159 Vienna street names have dubious history
Vienna has 159 streets named after controversial historical figures - some of which could be changed if local councils and residents agree.
Historian Oliver Rathkolb said there are “plenty” of streets that could be candidates for renaming. For the past two years he has researched the origins of Viennese street names in a project initiated by the University of Vienna and Vienna city council, which was submitted for the first time on Wednesday.
A street in Vienna’s 23rd district, named after the founder of the Porsche car company Ferdinand Porsche, makes the list as Porsche was a member of the German Nazi party and the SS.
Austrian cyclist Franz "Ferry” Dusika was also a member of the Nazi party and took over a Jewish owned bike shop in 1938 - he has a street named after him in the 22nd district and a stadium in the 2nd district.
Rathkolb said he did not want to be involved in any discussions about which streets should have new names, as this was up to the individual district councils and residents. He said the aim is to stimulate a debate and that many residents in fact have no idea who their street is named after.

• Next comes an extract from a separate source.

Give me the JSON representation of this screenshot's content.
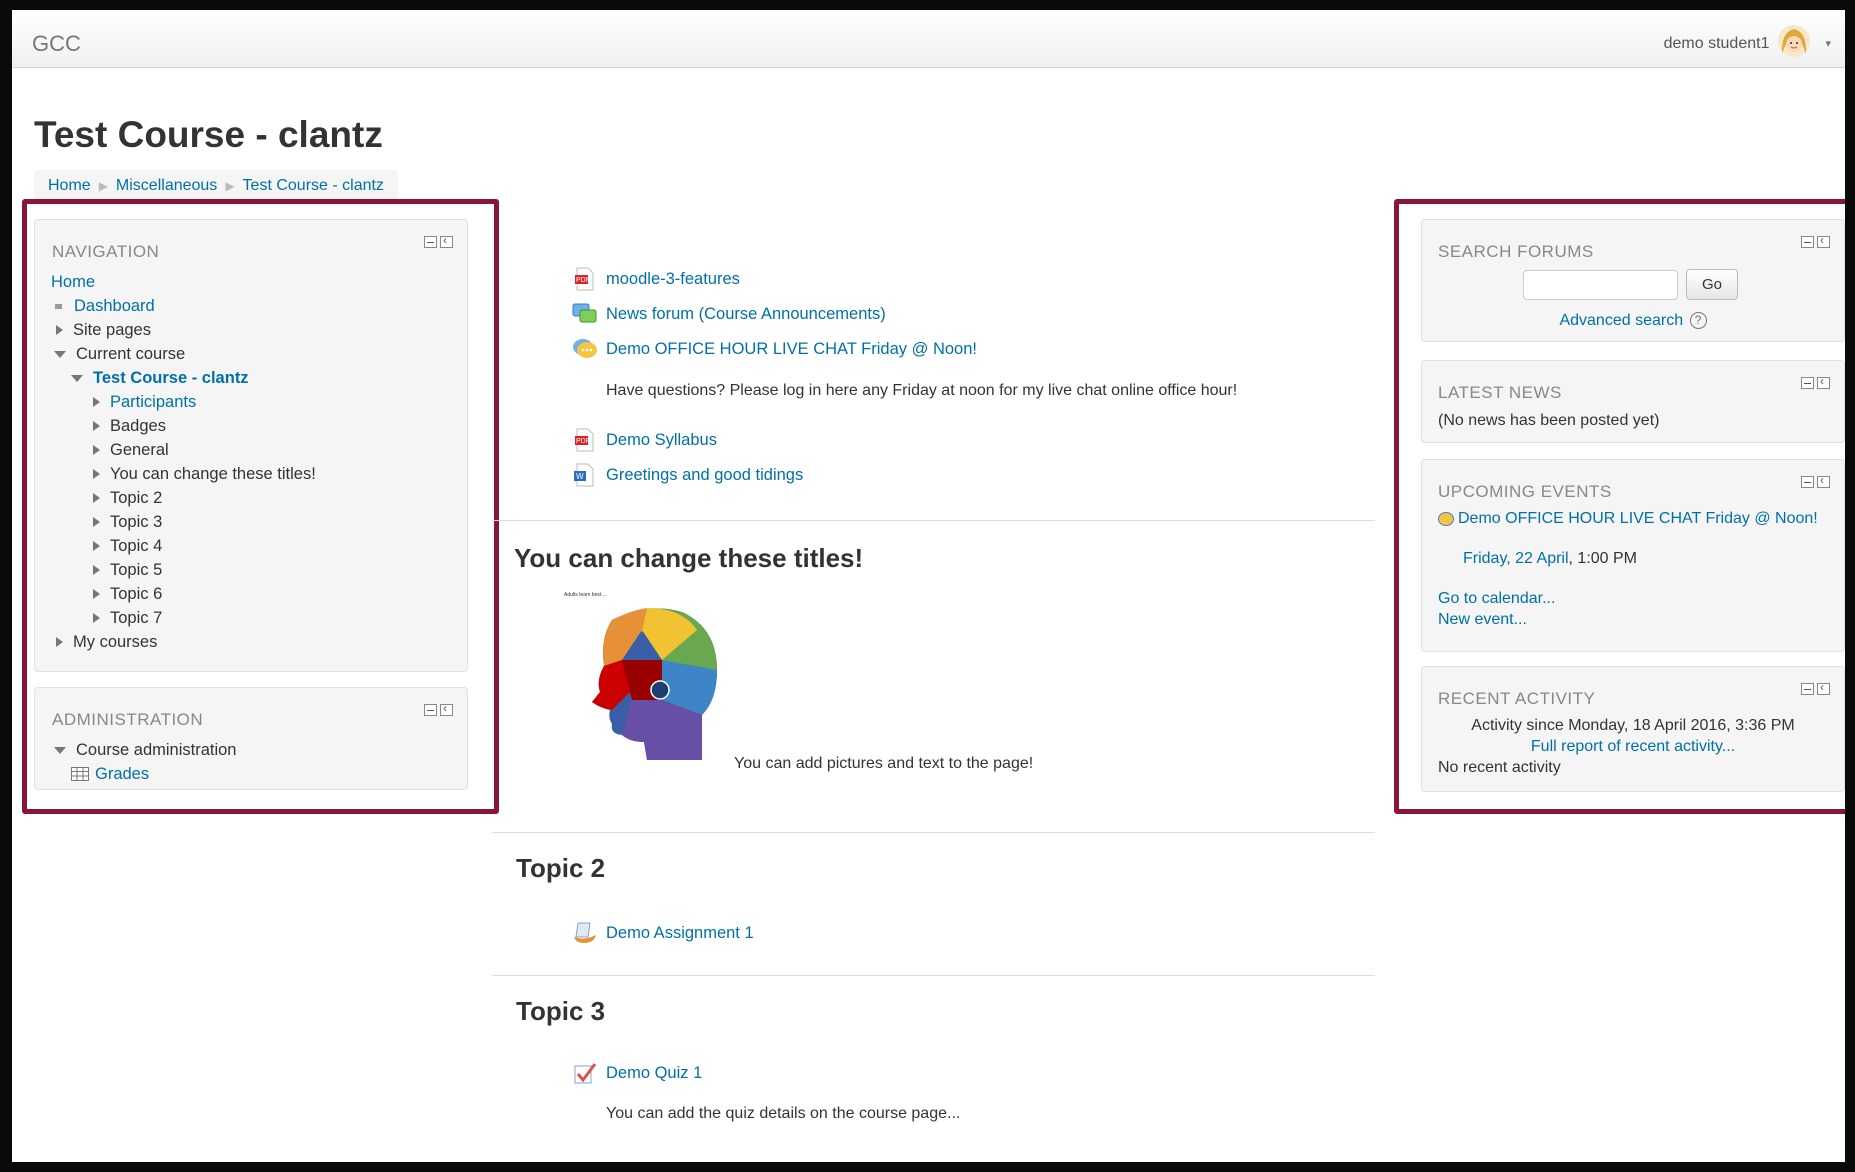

He added that he was surprised by the number of streets still named after controversial figures - and that some had this honour due to efforts by lobbyists and associations - such as the now little-known opera singer Josef von Manowarda who was “a fervent anti-Semite and Hitler admirer”.

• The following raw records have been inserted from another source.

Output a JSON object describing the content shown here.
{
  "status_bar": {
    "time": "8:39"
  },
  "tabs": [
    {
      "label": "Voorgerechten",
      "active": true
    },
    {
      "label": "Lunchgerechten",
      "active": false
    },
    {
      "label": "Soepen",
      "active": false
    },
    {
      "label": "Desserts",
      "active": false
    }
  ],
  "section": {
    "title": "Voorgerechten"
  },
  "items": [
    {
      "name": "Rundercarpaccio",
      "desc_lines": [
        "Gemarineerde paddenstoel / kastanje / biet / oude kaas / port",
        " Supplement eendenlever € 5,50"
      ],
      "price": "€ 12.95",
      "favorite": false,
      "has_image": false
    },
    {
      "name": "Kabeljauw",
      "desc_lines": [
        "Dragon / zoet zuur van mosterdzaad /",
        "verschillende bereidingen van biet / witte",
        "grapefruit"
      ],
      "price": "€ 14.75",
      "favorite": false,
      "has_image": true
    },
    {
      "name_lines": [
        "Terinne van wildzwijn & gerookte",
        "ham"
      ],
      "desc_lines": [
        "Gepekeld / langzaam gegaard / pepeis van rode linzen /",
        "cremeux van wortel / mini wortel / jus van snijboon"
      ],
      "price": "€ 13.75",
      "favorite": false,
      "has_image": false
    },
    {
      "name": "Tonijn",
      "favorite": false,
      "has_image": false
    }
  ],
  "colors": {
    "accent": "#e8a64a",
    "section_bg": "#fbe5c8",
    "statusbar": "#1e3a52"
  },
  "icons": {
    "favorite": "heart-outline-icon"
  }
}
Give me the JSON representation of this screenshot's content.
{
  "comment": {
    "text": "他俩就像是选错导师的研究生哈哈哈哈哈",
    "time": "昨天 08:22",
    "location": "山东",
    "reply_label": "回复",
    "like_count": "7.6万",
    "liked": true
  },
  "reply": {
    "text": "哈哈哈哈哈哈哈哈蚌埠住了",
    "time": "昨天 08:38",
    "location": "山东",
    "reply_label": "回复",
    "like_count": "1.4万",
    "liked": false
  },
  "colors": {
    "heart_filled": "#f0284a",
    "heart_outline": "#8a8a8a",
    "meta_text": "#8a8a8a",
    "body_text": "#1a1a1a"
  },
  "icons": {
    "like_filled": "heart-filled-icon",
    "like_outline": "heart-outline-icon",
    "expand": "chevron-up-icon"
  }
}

Next year international attention will focus on Vienna’s Stadthalle on Roland Rainer Square, which is hosting the European Song Contest. Rainer, an Austrian architect, is included in the list of names deemed “worthy of discussion”, as he was a member of the Nazi party and endorsed their policies in his writings.
In 2012, after years of debate, the name of anti-Semitic mayor Karl Lueger was removed from a section of one of Vienna's most famous streets, the Ring Boulevard. It is now known as Universitätsring, (University Ring).

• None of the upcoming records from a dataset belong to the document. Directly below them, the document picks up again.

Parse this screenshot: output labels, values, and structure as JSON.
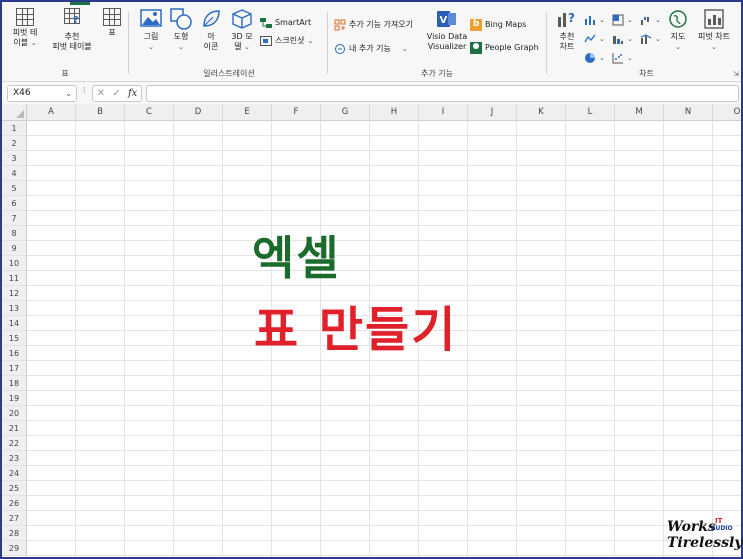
{
  "ribbon": {
    "table_group": {
      "label": "표",
      "pivot_table": [
        "피벗 테",
        "이블"
      ],
      "recommended_pivot": [
        "추천",
        "피벗 테이블"
      ],
      "table": "표"
    },
    "illustrations_group": {
      "label": "일러스트레이션",
      "pictures": "그림",
      "shapes": "도형",
      "icons": [
        "아",
        "이콘"
      ],
      "models_3d": [
        "3D 모",
        "델"
      ],
      "smartart": "SmartArt",
      "screenshot": "스크린샷"
    },
    "addins_group": {
      "label": "추가 기능",
      "get_addins": "추가 기능 가져오기",
      "my_addins": "내 추가 기능",
      "visio": [
        "Visio Data",
        "Visualizer"
      ],
      "bing_maps": "Bing Maps",
      "people_graph": "People Graph"
    },
    "charts_group": {
      "label": "차트",
      "recommended_charts": [
        "추천",
        "차트"
      ],
      "maps": "지도",
      "pivot_chart": "피벗 차트"
    }
  },
  "formula_bar": {
    "name_box": "X46",
    "fx": "fx",
    "formula": ""
  },
  "grid": {
    "columns": [
      "A",
      "B",
      "C",
      "D",
      "E",
      "F",
      "G",
      "H",
      "I",
      "J",
      "K",
      "L",
      "M",
      "N",
      "O"
    ],
    "rows": [
      1,
      2,
      3,
      4,
      5,
      6,
      7,
      8,
      9,
      10,
      11,
      12,
      13,
      14,
      15,
      16,
      17,
      18,
      19,
      20,
      21,
      22,
      23,
      24,
      25,
      26,
      27,
      28,
      29
    ]
  },
  "overlay": {
    "title_line1": "엑셀",
    "title_line2": "표 만들기",
    "line1_color": "#1a6b2c",
    "line2_color": "#e0202a"
  },
  "logo": {
    "line1": "Works",
    "line2": "Tirelessly",
    "badge_it": "IT",
    "badge_audio": "AUDIO"
  }
}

Lueger was mayor of the city from 1897 to 1910, and was a major influence on the young Adolf Hitler.
At the time, city officials said that renaming streets was an unusual step to take, as the names reflect Vienna's history, good and bad.